(Exercise goal): Output the full listing exactly.
==*==
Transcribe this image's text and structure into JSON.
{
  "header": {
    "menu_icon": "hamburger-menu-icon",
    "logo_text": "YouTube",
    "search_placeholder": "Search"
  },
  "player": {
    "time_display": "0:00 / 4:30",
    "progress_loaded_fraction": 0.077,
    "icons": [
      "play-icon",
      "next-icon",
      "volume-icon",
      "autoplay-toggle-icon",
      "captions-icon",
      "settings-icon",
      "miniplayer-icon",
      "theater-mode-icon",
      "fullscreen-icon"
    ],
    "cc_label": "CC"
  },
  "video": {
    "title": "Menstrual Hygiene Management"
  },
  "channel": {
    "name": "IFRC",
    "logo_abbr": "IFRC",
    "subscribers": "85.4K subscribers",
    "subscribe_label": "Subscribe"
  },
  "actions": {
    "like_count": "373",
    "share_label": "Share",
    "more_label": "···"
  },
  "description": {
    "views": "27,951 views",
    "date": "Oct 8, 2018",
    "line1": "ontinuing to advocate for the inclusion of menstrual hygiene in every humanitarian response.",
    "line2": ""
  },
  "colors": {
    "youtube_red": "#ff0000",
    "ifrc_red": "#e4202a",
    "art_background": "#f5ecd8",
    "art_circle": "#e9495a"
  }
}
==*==
(Task answer):
Transcribe this image's text and structure into JSON.
{
  "header": {
    "menu_icon": "hamburger-menu-icon",
    "logo_text": "YouTube",
    "search_placeholder": "Search"
  },
  "player": {
    "time_display": "0:00 / 4:30",
    "progress_loaded_fraction": 0.077,
    "icons": [
      "play-icon",
      "next-icon",
      "volume-icon",
      "autoplay-toggle-icon",
      "captions-icon",
      "settings-icon",
      "miniplayer-icon",
      "theater-mode-icon",
      "fullscreen-icon"
    ],
    "cc_label": "CC"
  },
  "video": {
    "title": "Menstrual Hygiene Management"
  },
  "channel": {
    "name": "IFRC",
    "logo_abbr": "IFRC",
    "subscribers": "85.4K subscribers",
    "subscribe_label": "Subscribe"
  },
  "actions": {
    "like_count": "373",
    "share_label": "Share",
    "more_label": "···"
  },
  "description": {
    "views": "27,951 views",
    "date": "Oct 8, 2018",
    "line1": "ontinuing to advocate for the inclusion of menstrual hygiene in every humanitarian response.",
    "line2": ""
  },
  "colors": {
    "youtube_red": "#ff0000",
    "ifrc_red": "#e4202a",
    "art_background": "#f5ecd8",
    "art_circle": "#e9495a"
  }
}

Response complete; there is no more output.